Killers' opera ends in farce

Wagner should be a wake-up call

Russia witnessed a Wagner’s opera last week. Richard Wagner, if you don’t know, was a German composer whose musical dramas were noted for their massive scale and intense emotions. The owner-commander of the private army that threatened to march on Moscow is said to have named his band Wagner Army after his radio call sign during his service in the Chechen war. Luckily for Russia, Europe and the world, what would have been a tragedy ended up as a farce, thanks to Belarus supremo Aleksander Lukashenko.

Russia and Belarus are like Hanuman and Jambavan. Hanuman was cursed by Rishi Trnabindu to forget his strength till someone reminded him. Jambavan performed this role with a pep talk when Hanuman was hesitating to leap to Lanka across the sea. This columnist wrote so a quarter century ago, when Lukashenko was urging Boris Yeltsin to stop being meek before the west and show Russia’s strategic heft. The mythological metaphor earned me a vodka drink with Belarus’s first ambassador to India Vladimir Sakalousky, who patiently listened to my drunken drivel disguised as puranic punditry.

Look at how those morale-booster doses from Belarus have worked on Russia. Russia is now on a rampage in Europe, much like Hanuman in Lanka with his tail afire.

Fighters of wagner private mercenary group in Rostov-on-Don, Russia | Reuters Fighters of wagner private mercenary group in Rostov-on-Don, Russia | Reuters

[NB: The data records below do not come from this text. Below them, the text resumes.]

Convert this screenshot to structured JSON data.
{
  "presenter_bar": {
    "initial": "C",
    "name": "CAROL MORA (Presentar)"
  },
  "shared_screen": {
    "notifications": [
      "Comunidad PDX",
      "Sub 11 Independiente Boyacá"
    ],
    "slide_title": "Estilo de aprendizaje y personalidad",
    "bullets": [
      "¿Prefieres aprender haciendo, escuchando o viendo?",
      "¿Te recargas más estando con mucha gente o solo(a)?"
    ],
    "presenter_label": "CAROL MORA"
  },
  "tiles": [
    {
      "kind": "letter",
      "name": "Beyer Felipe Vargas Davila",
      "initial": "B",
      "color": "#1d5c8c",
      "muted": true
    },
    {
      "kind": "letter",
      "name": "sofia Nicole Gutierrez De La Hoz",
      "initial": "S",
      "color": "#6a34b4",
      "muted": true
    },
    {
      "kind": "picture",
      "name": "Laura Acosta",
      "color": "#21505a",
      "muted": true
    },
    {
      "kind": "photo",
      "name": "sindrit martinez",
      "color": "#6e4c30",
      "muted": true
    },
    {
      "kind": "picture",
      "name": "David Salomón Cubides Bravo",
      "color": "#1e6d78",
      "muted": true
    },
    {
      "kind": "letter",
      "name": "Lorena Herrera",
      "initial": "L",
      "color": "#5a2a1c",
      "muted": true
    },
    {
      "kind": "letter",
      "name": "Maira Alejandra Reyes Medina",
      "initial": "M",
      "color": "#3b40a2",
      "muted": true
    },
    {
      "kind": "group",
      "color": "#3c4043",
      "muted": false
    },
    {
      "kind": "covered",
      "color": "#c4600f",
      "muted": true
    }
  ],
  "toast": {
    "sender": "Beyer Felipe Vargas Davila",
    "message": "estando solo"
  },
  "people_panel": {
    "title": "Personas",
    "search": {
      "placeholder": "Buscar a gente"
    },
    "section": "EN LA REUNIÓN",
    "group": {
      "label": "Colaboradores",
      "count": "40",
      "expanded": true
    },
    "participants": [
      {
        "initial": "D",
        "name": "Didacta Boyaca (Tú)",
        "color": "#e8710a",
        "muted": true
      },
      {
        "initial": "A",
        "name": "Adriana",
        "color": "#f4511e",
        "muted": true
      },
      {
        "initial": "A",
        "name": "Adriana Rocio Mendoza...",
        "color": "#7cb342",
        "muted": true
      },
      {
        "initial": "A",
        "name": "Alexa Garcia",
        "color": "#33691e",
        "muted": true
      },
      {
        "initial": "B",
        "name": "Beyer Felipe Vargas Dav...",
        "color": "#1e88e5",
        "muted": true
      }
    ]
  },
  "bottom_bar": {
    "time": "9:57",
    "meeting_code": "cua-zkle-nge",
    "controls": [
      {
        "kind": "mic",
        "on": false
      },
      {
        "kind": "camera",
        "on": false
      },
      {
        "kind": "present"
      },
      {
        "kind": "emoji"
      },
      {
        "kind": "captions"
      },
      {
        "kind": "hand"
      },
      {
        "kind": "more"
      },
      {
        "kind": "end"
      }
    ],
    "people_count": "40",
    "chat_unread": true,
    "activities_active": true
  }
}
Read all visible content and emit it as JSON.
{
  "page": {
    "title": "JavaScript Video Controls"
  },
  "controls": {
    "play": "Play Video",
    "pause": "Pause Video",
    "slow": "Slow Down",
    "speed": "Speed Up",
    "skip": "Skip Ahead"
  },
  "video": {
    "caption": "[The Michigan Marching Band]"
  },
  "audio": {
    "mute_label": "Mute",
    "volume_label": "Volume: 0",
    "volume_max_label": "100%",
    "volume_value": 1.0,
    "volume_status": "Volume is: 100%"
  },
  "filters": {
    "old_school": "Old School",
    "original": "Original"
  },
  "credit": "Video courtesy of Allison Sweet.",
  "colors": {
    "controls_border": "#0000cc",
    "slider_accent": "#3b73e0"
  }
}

Do we have lessons from the farce of force that was staged in Europe? We don’t have private armies today, but had quite a few during the Mughal decline in the 18th century, raised by fortune-hunting freebooters like Walter Reinhardt, his more famous wife Begum Samru, James Skinner, Paolo Avitabile, Benoît de Boigne and more. They roamed across Hindustan like the Pindaris, renting out their battalions to the feuding native princes. Some of them carved out little kingdoms and reigned over them, as did Irishman Raja George Thomas in Hansi, Haryana. With the rise of the British as the paramount power in India, the mercenaries lost their relevance and withered away.

Well-armed groups rose similarly in some of the ex-Soviet republics after the break-up of the USSR, when the rule of law broke down in many of them. Oil, banking, mining, manufacturing and transport tycoons began hiring armed private guards to protect their assets from jobless brigands that roamed the hinterland. Some of them gradually grew into private armies, armed with even cannons and tanks, with backhand support from the state, as the Wagner wild bunch did under Vladimir Putin’s patronage. Putin is said to have been using them to get done those dirty jobs that decent armies are loath to do, or Geneva conventions prohibit them from doing—killing civilians, torturing captives, and more.

Where do they get their troops? Easy. Russia has a huge number of ex-troopers who have served their draft term, got demobbed in the prime of their youth, and found themselves jobless. Most of them know only one skill—that is to kill—and end up enrolling in private armies. Four months ago, Putin announced a scheme to upskill and absorb them in arms factories where he needs more hands to cast more guns for the war in Ukraine.

That should be cause for concern for us. Our Agnipath scheme too will churn out thousands in their prime of youth into the civil street. Luckily, our government is making provisions to skill them in non-kill trades, keeping jobs for them in the police and para-military, getting arms factories and PSUs to absorb them, and is promising them hefty severance purses with which they can open small businesses.

All the same, the Wagner warning should act as a wake-up call, in case anyone in the government is sleeping over these promises.